Dogi started as a simple sketch after the realization that each time my husband and I yawned and stretched, the golden retriever we were dog sitting for would immediately stretch along with us in a downward dog. Every. single. time.
The sketch promptly found it’s home in an idea drawer, mentally labeled ‘oh wouldn’t it be nice if someday...” and it sat there minding it’s own business for two years. That was 2004.
The idea was persistent. I wanted to create a children’s book about yoga.
I have practiced yoga for 12 years and wanted to share all of the wonderful and profound benefits I have received from it both mentally and physically. I especially wanted to share this resource with children.
As my first book, the artistic gremlins were in full force and there was an element of fear and resistance which seemed to manifest in the form of excuses, busyness, obligations and pretty much anything else that could fill my time to prevent me from taking the plunge and actually finishing it [or starting it for that matter.]
I did however, set an intention to create this book and have since learned how powerful an intention can be.
I enrolled in a children’s book class in 2006 with a great teacher, Diana Klemin, who became a dear friend. The one sketch evolved into a collection of drawings and soon a manuscript. I did hours of research on children’s yoga to figure out the most appropriate and challenging poses. I interviewed countless yoga instructors to figure out how to make it fun.

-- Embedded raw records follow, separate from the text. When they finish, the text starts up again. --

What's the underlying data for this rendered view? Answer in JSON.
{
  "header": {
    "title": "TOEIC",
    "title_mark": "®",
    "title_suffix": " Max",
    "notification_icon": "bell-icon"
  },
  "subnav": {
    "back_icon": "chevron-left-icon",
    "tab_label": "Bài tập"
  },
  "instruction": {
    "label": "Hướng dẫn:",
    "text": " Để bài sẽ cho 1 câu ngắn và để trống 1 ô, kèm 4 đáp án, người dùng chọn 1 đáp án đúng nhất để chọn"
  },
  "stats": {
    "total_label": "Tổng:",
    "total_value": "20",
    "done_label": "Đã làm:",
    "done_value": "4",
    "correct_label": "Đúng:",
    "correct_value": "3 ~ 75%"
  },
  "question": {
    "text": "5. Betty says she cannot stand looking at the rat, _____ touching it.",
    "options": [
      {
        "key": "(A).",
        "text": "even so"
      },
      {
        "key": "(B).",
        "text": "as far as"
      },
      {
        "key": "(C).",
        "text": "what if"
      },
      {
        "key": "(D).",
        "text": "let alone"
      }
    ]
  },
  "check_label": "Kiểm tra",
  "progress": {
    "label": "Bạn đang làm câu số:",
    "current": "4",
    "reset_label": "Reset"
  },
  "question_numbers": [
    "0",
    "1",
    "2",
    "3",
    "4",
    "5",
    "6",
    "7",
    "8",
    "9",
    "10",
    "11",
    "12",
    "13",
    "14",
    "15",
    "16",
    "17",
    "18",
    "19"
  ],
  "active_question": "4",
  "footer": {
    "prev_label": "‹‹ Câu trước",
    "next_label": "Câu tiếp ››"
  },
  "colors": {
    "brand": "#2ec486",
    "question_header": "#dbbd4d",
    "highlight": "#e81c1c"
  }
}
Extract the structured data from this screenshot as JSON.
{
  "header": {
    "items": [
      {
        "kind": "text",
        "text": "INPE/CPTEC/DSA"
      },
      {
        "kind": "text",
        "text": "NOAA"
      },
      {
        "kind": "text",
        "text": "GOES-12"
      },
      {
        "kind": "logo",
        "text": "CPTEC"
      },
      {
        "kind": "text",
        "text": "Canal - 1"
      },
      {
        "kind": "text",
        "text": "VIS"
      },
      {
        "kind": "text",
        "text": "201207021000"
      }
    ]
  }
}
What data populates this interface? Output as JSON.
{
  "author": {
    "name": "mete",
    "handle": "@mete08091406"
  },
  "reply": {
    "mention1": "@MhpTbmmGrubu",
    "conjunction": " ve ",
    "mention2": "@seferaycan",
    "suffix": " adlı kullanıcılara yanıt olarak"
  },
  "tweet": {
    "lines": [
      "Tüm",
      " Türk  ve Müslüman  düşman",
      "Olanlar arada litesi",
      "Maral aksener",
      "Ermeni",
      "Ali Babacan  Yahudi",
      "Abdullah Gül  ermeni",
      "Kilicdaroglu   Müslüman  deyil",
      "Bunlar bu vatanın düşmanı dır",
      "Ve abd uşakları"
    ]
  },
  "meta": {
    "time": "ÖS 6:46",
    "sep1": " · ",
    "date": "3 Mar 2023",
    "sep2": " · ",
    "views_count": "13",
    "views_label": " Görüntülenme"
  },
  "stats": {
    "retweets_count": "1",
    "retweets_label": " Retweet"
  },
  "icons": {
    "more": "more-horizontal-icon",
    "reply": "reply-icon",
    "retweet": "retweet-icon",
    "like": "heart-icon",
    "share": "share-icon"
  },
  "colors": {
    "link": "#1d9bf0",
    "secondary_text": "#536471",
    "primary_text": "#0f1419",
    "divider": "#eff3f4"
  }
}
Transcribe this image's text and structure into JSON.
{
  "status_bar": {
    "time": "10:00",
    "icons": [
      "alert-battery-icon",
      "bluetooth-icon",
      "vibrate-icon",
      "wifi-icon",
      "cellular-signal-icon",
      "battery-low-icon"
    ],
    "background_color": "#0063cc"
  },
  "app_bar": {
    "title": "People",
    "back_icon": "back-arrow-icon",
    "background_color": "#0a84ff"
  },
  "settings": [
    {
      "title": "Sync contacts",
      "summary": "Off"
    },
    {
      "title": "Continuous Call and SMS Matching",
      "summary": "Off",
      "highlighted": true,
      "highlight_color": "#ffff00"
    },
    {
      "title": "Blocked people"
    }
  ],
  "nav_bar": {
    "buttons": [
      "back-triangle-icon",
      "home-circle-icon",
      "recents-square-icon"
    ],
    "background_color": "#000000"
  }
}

Each time I felt blocked, Diana would encourage me to keep going. Staying accountable to a room full of people helped me to keep stretching and keep moving forward. Eventually, Diana would not let me me off the hook until I came into class with a mockup of the book. Well, the mockup led to a series of revisions and finally, an almost finished product.
In early 2008, the book was now the closest it has been to being ‘done’ but not yet in the world. [okay, stalled.]
Ironically enough [or maybe not... I’m beginning to think there really aren’t any accidents] a good friend told me that Julia Cameron, author of The Artist’s Way, was teaching a creativity seminar focused on “taking positive forward-moving actions” at a Kripalu, a yoga center in nearby Lenox, Massachusetts.
Having studied her books for years, I was thrilled at the idea of meeting her in person and taking the workshop.
The workshop was a tremendous opportunity to realize as artists, we are not alone in our journey and sometimes the hardest part is just showing up. Julia says:
“As artists, we must cultivate faith....we must trust that there is something larger and more benevolent than the apparent odds stacked against us.”
I was so inspired and motivated that I told Julia I would send her a copy of the book when it was done.
The book was published in fall of that same year and since then has made it’s way across the United States, to Denmark, Austria, Italy and Canada.
It can be disconcerting to stretch out of your comfort zone [whether in yoga or in life] but I keep being reminded, again and again, that is exactly where the magic happens.
I’ve received wonderful reviews and emails of appreciation. Here are some of my favorites:
"As the founder of NY's only yoga studio dedicated just to children, I find it really difficult to find a children's yoga book that goes beyond the basic yoga postures. Dogi the Yogi rocks! I love that Dogi practices challenging poses (Candle, Wheel, etc.). Poses range from easy to quite challenging, all through one of the cutest yoga characters I've ever seen. I often use Dogi the Yogi within my classes, as well as with my own child at home. It's refreshing to read a kids yoga book that does not include the ABC's! I LOVE this book!" -Karma Kids Yoga, NYC
"It provided a gateway for conversation about animals, reading and yoga. Ms. Scrivan gifted us with thirty minutes of smiles and asana, what a perfect combo for all the little yogis and their parents!" -Nancy Alder
"If the dog is man's best friend, then Dogi the Yogi, a blissful furry friend created by children's author Maria Notarile Scrivan, is a yogini's perfect inspiration. Dogi, a yellow pup with wide eyes and an impressive headstand, introduces a variety of yoga poses to children, ranging from simple shivasana to the more difficult wheel pose. Kids will delight in his abilities to twist, stretch and bend, not unlike a real dog enjoying exercise for the sheer fun of it." -Childlight Yoga